Escorted by Senator Perin Davey on his tour, which included a behind the scenes view of Murrumbidgee Irrigation, he addressed the main concerns with his appointment.
He says being the first non-basin minister for water in a long time will actually be beneficial, despite not having extensive background on the Murray Darling Basin.
With a background in business and engineering instead, the former farmer is excited to get "dust on my feet".
This is the first visit, and there will be many more, I am looking at critical infrastructure, just to try to get that first hand view of what the challenges are.Keith Pitt
"In my view it is a good thing. It means I can never be accused of not acting in the best interest of my constituents, as a member of the house of representatives, acting in a balanced way in the national interest," he said.
"As an engineer and an electrician, I am a practical guy, love getting dust on my feet.
"This is the first visit, and there will be many more, I am looking at critical infrastructure, just to try to get that first hand view of what the challenges are."
Groups such as the Convoy to Canberra organisers say his appointment was a potential "ploy" to get former minister David Littleproud "out of the firing line".
Avoiding entering the debate, Mr Pitt instead said it was a "humbling" appointment.
"The Prime Minister has asked me to do a job, it's very humbling to be asked to join the cabinet."
Another concern echoed by the Speak Up group was his ability to enact action once Murray Darling Basin's interim inspector general Mick Keelty's report is delivered.
However he said surrounding himself with those in the know, like Ms Davey, will allow him to make informed decisions to act in the national interest.
"No-one has more knowledge on water than the senator, and she has provided a wealth of knowledge," Mr Pitt said.

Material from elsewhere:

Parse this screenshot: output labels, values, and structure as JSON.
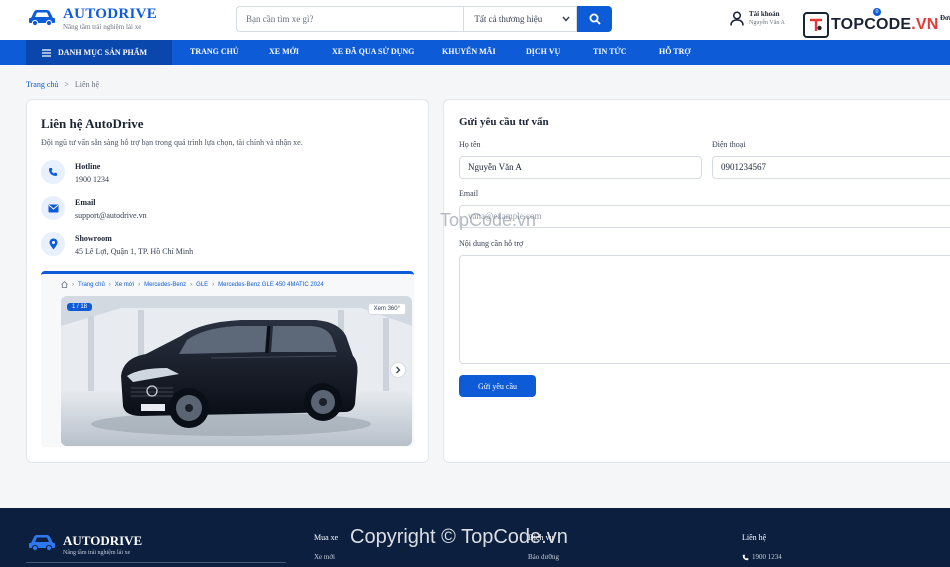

Not planning on meeting with these two groups on this inaugural tour, Ms Davey said this trip, while constrained on time, will give Mr Pitt the background he needs to be able to address their concerns.
"It was really important to give the minister an understanding of the system, and then when he does meet with those stakeholders like Speak Up, he then knows what they are talking about," she explained.
Overall, Mr Pitt hopes to provide "comfort" to the community they will act in their best interests.;
"We have the opportunity here to deliver some real outcomes to the people of the Murray Darling Basin, and I look forward to it," Mr Pitt said.